→ Action item:
In the listing below, identify each line with the word "screenshot" and return those lines.

_ _ _

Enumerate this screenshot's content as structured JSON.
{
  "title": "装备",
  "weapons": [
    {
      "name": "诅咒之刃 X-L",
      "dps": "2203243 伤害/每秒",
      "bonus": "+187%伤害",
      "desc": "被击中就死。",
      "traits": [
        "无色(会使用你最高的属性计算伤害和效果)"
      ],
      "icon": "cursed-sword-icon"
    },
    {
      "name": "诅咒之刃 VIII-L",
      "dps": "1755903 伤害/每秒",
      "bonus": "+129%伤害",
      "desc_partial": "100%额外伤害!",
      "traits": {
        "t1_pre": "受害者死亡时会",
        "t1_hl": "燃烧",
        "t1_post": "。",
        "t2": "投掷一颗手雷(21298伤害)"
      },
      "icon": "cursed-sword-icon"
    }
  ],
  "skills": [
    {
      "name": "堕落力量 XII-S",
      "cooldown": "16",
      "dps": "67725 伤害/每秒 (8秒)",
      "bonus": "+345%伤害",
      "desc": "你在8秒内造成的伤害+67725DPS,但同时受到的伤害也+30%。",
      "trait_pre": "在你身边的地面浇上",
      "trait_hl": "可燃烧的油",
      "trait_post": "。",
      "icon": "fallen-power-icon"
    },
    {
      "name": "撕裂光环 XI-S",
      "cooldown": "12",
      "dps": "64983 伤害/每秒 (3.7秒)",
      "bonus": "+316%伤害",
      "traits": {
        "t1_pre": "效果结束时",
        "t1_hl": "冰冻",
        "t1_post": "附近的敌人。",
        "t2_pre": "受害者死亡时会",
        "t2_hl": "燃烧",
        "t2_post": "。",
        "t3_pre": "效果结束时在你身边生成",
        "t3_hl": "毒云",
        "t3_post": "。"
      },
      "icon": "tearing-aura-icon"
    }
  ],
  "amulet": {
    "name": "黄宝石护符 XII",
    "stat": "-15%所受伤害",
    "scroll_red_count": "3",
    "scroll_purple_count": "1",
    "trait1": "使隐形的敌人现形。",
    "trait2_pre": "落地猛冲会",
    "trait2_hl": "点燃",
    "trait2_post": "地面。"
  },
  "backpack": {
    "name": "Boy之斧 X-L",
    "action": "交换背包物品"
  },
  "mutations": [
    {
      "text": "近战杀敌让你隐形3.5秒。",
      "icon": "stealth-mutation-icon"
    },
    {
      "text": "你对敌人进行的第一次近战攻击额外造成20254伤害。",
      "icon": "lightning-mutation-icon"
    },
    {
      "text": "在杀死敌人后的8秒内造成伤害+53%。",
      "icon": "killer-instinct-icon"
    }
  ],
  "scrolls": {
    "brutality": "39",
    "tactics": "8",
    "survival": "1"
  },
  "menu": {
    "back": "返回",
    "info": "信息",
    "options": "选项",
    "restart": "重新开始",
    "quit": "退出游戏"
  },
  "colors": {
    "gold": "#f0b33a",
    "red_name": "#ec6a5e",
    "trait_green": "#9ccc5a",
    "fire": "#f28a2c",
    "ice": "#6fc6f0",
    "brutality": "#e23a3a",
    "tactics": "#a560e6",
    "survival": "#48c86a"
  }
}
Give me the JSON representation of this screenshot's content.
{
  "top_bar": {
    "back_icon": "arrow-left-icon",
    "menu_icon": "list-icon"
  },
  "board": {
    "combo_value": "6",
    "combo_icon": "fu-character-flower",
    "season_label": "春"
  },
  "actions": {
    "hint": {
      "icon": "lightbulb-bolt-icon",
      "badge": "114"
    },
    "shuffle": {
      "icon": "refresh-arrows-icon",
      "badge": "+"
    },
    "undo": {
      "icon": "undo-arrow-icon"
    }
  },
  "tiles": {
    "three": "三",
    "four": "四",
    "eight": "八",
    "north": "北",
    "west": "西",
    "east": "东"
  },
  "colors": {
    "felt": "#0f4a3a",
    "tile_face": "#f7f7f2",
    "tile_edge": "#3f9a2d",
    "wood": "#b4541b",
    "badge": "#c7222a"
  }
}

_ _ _

→ Exercise answer:
Enumerate this screenshot's content as structured JSON.
Give me the JSON representation of this screenshot's content.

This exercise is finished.